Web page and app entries
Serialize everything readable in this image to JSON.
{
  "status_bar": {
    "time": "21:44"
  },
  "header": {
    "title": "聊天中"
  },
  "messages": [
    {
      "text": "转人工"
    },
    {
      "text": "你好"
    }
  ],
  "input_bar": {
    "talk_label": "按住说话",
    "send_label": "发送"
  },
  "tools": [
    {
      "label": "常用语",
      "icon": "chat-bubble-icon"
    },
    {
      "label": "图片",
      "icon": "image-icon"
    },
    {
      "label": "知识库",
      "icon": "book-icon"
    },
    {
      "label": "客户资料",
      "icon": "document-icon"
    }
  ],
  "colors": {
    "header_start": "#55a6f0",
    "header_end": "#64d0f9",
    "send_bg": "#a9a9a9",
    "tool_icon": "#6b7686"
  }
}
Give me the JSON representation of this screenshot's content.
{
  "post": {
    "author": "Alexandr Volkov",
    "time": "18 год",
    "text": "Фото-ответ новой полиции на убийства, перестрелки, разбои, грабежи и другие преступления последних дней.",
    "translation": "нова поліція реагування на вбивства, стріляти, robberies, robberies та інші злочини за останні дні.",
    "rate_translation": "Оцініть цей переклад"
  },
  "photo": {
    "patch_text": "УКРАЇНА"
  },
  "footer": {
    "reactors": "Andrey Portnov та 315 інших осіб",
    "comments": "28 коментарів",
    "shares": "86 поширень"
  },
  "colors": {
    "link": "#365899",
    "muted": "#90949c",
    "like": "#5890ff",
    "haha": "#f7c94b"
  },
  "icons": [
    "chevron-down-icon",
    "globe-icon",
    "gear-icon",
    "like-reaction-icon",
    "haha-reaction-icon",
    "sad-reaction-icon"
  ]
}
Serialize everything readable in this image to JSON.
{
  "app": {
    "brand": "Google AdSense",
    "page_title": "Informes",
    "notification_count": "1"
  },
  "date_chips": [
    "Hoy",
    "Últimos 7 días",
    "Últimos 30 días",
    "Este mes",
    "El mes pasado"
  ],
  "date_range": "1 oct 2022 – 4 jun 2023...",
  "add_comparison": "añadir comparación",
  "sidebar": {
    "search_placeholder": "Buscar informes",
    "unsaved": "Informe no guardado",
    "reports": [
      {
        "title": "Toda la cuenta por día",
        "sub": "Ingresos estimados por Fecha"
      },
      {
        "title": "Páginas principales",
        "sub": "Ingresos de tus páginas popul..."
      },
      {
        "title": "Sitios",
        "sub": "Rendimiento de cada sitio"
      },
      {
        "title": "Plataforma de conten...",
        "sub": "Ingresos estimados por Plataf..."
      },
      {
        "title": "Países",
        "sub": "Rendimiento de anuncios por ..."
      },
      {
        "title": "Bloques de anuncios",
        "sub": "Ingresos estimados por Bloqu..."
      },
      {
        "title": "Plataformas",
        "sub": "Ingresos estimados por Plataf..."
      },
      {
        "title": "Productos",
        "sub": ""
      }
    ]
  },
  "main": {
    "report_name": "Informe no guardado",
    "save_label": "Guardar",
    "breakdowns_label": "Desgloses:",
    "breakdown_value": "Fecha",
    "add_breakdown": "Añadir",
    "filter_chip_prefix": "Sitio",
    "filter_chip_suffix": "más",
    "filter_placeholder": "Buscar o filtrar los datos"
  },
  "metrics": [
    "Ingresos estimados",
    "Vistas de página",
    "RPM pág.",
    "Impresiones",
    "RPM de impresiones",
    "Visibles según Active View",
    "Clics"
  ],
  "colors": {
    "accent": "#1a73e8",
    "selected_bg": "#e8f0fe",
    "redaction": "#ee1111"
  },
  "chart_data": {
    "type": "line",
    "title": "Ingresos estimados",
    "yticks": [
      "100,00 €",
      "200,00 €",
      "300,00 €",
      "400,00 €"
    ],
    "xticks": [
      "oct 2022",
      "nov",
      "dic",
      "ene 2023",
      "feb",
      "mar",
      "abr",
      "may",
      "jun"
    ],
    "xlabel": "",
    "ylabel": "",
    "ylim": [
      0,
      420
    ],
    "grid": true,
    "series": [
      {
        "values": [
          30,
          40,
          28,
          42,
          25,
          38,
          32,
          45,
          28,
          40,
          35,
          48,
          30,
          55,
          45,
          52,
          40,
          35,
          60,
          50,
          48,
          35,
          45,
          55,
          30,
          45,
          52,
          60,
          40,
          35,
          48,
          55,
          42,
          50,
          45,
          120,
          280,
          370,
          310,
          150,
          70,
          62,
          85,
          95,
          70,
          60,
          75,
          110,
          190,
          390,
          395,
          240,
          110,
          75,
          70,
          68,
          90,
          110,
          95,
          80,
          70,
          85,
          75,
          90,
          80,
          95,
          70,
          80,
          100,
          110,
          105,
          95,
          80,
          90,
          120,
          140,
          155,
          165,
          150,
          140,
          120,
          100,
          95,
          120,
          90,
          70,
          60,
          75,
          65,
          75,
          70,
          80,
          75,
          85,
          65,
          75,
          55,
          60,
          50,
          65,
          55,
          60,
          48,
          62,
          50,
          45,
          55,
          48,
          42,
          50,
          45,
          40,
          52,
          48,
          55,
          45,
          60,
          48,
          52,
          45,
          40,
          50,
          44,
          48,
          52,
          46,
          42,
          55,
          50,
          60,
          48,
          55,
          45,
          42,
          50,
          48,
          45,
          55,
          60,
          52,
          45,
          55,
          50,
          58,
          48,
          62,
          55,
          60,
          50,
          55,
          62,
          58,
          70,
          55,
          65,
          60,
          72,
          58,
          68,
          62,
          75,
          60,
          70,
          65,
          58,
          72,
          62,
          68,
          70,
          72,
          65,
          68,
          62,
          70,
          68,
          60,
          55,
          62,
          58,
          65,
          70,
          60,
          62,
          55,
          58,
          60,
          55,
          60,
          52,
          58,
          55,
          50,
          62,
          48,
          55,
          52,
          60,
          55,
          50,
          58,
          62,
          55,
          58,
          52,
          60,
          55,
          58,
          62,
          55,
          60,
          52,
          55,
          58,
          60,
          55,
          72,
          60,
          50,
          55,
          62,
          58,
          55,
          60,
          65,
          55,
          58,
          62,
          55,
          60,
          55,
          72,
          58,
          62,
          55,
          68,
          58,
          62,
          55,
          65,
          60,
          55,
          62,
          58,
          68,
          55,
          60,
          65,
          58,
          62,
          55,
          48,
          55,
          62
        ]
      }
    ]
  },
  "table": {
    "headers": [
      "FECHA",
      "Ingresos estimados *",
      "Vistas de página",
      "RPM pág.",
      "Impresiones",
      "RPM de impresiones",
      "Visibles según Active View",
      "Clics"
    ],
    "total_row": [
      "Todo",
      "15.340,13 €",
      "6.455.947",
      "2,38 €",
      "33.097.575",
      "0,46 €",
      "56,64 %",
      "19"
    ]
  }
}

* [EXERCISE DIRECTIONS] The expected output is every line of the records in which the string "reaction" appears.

* [RESPONSE AREA]
    "like-reaction-icon",
    "haha-reaction-icon",
    "sad-reaction-icon"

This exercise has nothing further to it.